--- Record extracts Enclosed Below ---

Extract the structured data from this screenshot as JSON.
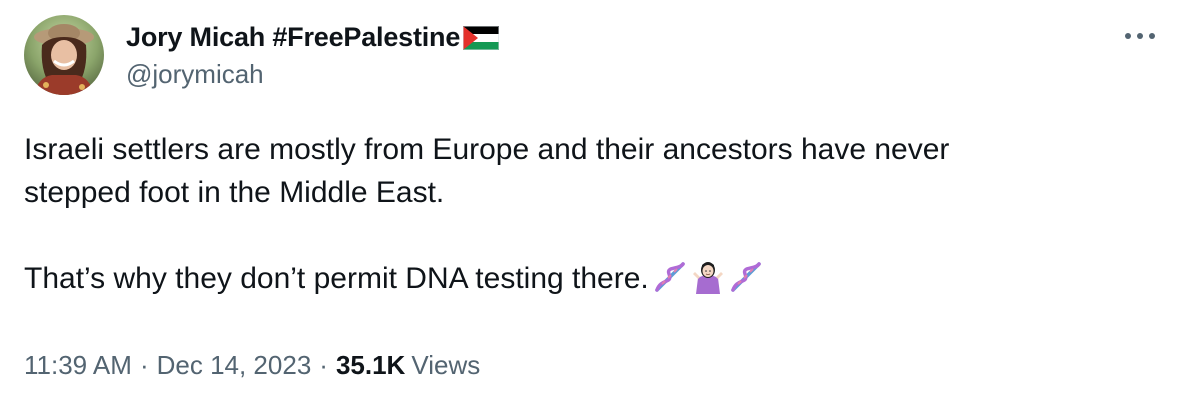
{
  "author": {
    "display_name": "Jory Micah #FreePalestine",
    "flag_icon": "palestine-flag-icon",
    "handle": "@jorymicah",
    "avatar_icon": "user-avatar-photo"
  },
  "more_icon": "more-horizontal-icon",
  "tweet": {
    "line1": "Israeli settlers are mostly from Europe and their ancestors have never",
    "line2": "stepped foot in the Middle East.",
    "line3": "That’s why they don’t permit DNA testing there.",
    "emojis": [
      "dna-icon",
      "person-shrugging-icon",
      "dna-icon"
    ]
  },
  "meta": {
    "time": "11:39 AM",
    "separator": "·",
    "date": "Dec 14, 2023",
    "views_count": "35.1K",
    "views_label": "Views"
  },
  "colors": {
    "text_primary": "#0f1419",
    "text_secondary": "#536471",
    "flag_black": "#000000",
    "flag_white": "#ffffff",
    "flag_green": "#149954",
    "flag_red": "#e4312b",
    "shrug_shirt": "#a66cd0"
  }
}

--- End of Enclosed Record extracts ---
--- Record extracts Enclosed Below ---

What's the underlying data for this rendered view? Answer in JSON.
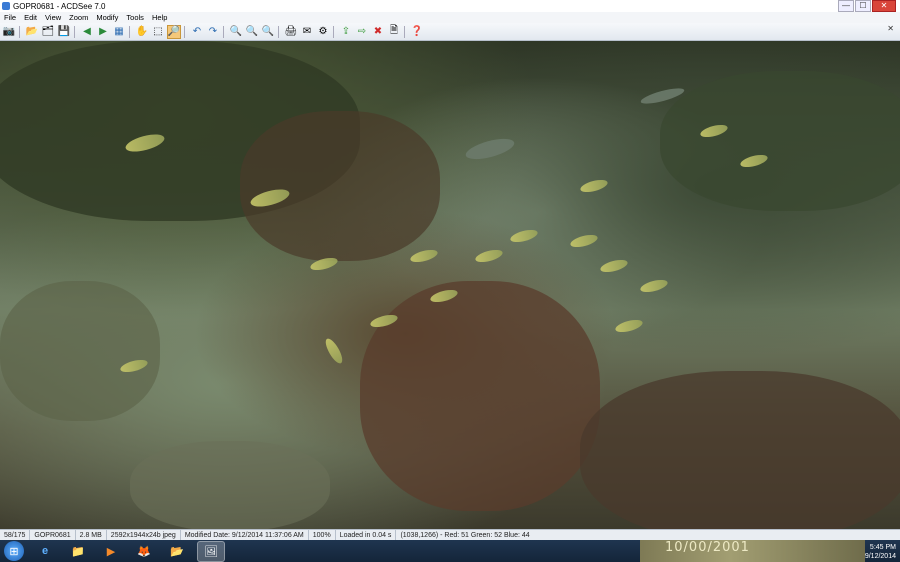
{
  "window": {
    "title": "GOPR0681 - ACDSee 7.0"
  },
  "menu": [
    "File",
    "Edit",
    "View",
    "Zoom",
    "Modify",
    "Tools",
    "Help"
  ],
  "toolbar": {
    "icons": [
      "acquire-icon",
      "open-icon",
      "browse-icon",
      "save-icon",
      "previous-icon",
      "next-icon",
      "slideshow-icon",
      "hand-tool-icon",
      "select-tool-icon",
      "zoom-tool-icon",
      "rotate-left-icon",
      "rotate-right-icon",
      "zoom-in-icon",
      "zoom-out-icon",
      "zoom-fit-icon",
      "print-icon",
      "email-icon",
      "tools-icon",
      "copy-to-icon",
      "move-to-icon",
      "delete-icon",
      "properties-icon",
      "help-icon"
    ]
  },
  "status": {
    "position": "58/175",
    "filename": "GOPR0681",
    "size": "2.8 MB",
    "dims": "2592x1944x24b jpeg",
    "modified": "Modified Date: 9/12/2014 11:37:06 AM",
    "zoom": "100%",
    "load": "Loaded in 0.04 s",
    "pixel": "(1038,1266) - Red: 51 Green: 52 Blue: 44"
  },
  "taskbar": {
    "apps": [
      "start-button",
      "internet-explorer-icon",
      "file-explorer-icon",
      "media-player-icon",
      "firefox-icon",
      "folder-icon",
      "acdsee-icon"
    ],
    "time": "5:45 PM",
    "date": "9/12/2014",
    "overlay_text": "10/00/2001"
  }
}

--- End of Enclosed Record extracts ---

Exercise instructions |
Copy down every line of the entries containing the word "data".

Reply |
Extract the structured data from this screenshot as JSON.
What's the underlying data for this rendered view? Answer in JSON.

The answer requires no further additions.